The University of Southampton
University of Southampton Institutional Repository

A position-sensitive detector for hard X-ray astronomy

A position-sensitive detector for hard X-ray astronomy
A position-sensitive detector for hard X-ray astronomy

Astronomy in the hard X-ray region of the electromagnetic spectrum (20 - 250 keV) provides an essential insight into some of the most energetic processes occurring both in our galaxy and beyond. The current status of hard X-ray astronomy is reviewed, and conclusions concerning the required performance of the next generation of imaging telescopes are reached. Imaging in this waveband is made difficult by; the penetrating nature of the X- ray photons, which makes the use of conventional optics impossible. The techniques applicable to hard X-ray imaging are reviewed, with the emphasis being placed upon modulation imaging in which specially designed apertures are used to modulate the incoming source flux according to the position of the source within the field of view. Hard X-ray detection techniques suitable for use with modulation imagers are reviewed. The recent development of position-sensitive photomultipliers, which are now available in a variety of configurations, has created a new possibility for the construction of hard X-ray detectors with the spatial resolution necessary to achieve the goal of arc minute imaging with a coded aperture imaging system. One particular type of position-sensitive photomultiplier has been evaluated in conjunction with a thin NaI(Tl) scintillation crystal to examine its potential in a number of X-ray imaging roles. The basic performance of the photomultiplier is assessed, and a method for using such a detector as a hard X-ray imager is developed. The intrinsic imaging capability of the detector may be relevant in applications where a relatively small detection area is sufficient, but for use in hard X-ray astronomy where the source flux is dominated by the background, a much larger detection area is essential. Methods for constructing large area detectors using position-sensitive photomultipliers are considered, as is the possibility of a position-sensitive phoswich based on the same techniques. Other applications of a compact hard X-ray imaging system are also considered.

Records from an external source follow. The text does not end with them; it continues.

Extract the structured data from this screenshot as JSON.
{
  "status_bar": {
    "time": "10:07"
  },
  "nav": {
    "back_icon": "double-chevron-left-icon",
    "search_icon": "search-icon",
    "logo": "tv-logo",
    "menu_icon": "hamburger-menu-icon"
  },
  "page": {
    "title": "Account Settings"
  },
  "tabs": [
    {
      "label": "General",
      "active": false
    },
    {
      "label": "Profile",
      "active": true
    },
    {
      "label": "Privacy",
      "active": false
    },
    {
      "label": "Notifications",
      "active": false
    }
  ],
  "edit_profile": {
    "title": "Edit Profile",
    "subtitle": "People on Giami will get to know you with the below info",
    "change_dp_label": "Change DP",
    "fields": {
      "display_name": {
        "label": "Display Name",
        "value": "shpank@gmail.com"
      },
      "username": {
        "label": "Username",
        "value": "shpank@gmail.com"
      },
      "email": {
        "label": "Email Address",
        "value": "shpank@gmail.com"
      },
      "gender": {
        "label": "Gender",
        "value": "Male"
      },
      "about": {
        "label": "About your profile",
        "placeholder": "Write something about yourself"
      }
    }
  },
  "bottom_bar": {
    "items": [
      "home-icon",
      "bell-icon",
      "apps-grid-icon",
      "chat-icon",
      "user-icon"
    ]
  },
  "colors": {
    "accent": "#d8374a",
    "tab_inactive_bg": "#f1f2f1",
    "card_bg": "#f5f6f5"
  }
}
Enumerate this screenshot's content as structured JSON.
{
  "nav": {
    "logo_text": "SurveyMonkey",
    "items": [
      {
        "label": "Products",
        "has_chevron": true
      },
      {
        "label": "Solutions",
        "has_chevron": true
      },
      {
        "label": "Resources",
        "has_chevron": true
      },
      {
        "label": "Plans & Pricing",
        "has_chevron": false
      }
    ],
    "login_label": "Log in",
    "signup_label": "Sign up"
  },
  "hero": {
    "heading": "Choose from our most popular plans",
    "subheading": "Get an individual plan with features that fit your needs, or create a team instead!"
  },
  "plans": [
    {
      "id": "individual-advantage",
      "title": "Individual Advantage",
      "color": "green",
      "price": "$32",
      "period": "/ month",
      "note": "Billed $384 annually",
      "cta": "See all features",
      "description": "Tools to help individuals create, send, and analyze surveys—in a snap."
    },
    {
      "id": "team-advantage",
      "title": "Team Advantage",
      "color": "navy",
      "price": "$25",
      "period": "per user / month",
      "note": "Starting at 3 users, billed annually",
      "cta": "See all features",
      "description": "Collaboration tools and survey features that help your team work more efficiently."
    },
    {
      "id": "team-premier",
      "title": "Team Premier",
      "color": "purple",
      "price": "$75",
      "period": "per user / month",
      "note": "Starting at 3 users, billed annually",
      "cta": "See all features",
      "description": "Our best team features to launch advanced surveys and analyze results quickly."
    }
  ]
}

University of Southampton
Bird, Antony John
Bird, Antony John

Bird, Antony John (1990) A position-sensitive detector for hard X-ray astronomy. University of Southampton, Doctoral Thesis.

Record type: Thesis (Doctoral)

Abstract

Astronomy in the hard X-ray region of the electromagnetic spectrum (20 - 250 keV) provides an essential insight into some of the most energetic processes occurring both in our galaxy and beyond. The current status of hard X-ray astronomy is reviewed, and conclusions concerning the required performance of the next generation of imaging telescopes are reached. Imaging in this waveband is made difficult by; the penetrating nature of the X- ray photons, which makes the use of conventional optics impossible. The techniques applicable to hard X-ray imaging are reviewed, with the emphasis being placed upon modulation imaging in which specially designed apertures are used to modulate the incoming source flux according to the position of the source within the field of view. Hard X-ray detection techniques suitable for use with modulation imagers are reviewed. The recent development of position-sensitive photomultipliers, which are now available in a variety of configurations, has created a new possibility for the construction of hard X-ray detectors with the spatial resolution necessary to achieve the goal of arc minute imaging with a coded aperture imaging system. One particular type of position-sensitive photomultiplier has been evaluated in conjunction with a thin NaI(Tl) scintillation crystal to examine its potential in a number of X-ray imaging roles. The basic performance of the photomultiplier is assessed, and a method for using such a detector as a hard X-ray imager is developed. The intrinsic imaging capability of the detector may be relevant in applications where a relatively small detection area is sufficient, but for use in hard X-ray astronomy where the source flux is dominated by the background, a much larger detection area is essential. Methods for constructing large area detectors using position-sensitive photomultipliers are considered, as is the possibility of a position-sensitive phoswich based on the same techniques. Other applications of a compact hard X-ray imaging system are also considered.

Text
29938.pdf - Version of Record
Available under License University of Southampton Thesis Licence.
Download (11MB)

More information

Published date: 1990

Identifiers

Local EPrints ID: 458346
URI: http://eprints.soton.ac.uk/id/eprint/458346
PURE UUID: ea394d4a-5651-4585-b9c1-36f9ab3c85f7

Catalogue record

Date deposited: 04 Jul 2022 16:47
Last modified: 04 Jul 2022 17:23

Export record

Contributors

Author: Antony John Bird

Download statistics

Downloads from ePrints over the past year. Other digital versions may also be available to download e.g. from the publisher's website.

View more statistics

Atom RSS 1.0 RSS 2.0

Contact ePrints Soton: eprints@soton.ac.uk

ePrints Soton supports OAI 2.0 with a base URL of http://eprints.soton.ac.uk/cgi/oai2

This repository has been built using EPrints software, developed at the University of Southampton, but available to everyone to use.

We use cookies to ensure that we give you the best experience on our website. If you continue without changing your settings, we will assume that you are happy to receive cookies on the University of Southampton website.

×